Interface dataset entries:
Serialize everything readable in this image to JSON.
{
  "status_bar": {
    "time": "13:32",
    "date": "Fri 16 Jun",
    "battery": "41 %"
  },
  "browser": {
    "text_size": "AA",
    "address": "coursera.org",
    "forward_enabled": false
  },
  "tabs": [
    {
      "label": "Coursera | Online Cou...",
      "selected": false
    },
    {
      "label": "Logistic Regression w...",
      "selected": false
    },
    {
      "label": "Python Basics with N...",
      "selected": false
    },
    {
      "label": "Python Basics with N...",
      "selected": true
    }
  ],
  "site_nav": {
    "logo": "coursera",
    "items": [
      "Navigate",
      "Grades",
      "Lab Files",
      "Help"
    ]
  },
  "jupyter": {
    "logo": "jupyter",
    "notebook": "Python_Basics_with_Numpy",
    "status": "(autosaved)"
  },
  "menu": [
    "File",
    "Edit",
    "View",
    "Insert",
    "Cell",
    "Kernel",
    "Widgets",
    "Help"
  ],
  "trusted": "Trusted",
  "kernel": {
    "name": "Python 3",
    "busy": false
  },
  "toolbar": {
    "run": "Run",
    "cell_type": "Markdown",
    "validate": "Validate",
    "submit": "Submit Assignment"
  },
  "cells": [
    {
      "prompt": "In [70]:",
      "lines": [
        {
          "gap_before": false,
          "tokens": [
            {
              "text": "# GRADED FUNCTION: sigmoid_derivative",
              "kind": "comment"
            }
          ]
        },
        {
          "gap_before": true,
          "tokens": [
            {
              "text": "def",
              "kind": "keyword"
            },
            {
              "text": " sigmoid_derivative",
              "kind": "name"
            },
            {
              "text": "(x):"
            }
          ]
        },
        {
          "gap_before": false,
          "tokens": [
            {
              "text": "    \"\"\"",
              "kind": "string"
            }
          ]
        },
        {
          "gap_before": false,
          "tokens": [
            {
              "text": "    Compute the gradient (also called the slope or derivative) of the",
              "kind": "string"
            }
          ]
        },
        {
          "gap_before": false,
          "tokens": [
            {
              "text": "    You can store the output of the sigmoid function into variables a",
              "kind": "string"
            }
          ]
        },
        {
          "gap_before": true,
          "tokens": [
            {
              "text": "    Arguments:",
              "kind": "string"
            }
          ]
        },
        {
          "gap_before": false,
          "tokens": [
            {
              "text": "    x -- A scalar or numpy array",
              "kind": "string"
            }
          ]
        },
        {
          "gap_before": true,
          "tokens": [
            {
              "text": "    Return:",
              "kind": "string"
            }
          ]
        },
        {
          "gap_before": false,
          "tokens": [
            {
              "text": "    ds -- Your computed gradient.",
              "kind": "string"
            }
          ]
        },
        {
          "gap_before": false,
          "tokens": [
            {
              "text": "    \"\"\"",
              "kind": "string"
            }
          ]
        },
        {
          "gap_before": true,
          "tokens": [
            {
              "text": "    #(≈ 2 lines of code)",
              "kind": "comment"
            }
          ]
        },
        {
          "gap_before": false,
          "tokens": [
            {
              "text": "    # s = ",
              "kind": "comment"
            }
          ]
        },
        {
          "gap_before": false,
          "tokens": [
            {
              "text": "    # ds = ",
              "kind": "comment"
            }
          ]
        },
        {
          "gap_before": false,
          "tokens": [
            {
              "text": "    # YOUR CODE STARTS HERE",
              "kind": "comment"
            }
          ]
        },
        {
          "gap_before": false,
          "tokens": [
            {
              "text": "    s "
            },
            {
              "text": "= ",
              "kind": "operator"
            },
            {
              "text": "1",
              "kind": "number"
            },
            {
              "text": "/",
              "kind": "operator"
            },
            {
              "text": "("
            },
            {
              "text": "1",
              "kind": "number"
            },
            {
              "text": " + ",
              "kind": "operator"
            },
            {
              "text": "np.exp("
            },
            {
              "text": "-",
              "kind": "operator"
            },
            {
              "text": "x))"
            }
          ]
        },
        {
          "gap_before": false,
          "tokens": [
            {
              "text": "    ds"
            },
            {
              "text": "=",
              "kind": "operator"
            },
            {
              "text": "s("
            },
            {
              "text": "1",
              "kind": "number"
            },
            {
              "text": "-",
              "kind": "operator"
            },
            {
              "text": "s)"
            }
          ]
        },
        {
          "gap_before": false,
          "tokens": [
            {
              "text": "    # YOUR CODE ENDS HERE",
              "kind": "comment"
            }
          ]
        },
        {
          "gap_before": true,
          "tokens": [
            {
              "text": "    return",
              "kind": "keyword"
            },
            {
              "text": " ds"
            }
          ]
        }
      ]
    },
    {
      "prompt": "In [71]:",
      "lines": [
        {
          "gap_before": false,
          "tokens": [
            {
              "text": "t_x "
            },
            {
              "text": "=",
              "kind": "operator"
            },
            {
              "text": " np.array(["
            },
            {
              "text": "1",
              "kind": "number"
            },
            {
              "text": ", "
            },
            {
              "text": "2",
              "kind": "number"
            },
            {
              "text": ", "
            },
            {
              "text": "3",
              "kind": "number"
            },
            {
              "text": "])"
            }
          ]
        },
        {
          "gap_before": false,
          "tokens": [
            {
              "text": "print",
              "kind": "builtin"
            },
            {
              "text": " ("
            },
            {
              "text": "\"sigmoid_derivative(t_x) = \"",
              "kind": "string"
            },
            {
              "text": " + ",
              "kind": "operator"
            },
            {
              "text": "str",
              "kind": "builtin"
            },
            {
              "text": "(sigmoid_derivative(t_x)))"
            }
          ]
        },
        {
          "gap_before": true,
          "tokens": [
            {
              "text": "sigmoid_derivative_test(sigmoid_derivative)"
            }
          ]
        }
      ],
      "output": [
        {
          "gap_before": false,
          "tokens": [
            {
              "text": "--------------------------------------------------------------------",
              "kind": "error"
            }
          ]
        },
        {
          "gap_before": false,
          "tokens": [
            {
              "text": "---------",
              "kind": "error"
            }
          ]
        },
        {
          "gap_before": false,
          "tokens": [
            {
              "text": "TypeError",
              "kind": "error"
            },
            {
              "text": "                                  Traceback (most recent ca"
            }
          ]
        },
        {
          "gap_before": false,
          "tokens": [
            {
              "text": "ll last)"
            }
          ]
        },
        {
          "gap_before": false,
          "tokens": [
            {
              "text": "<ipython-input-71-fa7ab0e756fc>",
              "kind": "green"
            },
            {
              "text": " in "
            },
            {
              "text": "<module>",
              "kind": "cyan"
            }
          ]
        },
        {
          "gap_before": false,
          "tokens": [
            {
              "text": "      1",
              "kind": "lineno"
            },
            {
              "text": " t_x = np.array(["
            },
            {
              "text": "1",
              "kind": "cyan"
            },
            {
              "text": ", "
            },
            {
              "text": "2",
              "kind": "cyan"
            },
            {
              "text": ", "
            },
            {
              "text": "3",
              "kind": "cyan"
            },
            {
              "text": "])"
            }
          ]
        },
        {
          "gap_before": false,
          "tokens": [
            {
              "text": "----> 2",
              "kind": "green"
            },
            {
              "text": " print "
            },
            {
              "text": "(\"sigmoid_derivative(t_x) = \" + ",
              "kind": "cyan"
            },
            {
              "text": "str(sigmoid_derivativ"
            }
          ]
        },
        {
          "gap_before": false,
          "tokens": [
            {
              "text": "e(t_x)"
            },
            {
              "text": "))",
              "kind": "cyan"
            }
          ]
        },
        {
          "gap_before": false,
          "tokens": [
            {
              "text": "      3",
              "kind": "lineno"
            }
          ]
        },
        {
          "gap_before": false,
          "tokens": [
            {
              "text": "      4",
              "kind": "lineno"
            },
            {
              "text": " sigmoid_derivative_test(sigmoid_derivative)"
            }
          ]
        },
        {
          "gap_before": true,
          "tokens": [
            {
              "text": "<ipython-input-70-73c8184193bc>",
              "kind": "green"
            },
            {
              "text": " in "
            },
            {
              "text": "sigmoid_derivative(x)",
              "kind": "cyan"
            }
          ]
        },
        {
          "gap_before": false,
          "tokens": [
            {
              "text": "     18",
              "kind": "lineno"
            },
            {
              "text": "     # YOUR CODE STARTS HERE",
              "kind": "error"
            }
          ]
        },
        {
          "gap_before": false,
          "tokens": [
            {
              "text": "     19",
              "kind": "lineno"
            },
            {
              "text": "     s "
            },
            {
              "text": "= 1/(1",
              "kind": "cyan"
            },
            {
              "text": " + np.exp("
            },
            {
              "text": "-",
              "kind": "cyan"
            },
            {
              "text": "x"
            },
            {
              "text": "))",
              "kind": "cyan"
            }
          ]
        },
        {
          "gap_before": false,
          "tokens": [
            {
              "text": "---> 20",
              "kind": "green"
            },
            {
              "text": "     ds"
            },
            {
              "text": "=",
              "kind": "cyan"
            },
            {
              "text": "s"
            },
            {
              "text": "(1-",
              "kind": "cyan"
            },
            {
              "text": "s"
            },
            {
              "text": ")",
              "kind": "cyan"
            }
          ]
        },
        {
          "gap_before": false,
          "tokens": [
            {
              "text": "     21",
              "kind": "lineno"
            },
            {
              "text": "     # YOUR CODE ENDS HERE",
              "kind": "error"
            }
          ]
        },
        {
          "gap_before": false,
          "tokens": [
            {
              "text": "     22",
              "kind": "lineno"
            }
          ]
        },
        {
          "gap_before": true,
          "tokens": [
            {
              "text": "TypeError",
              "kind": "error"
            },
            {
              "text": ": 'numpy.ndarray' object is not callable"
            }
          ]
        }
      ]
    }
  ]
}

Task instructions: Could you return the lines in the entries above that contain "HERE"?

Finished exercise:
              "text": "    # YOUR CODE STARTS HERE",
              "text": "    # YOUR CODE ENDS HERE",
              "text": "     # YOUR CODE STARTS HERE",
              "text": "     # YOUR CODE ENDS HERE",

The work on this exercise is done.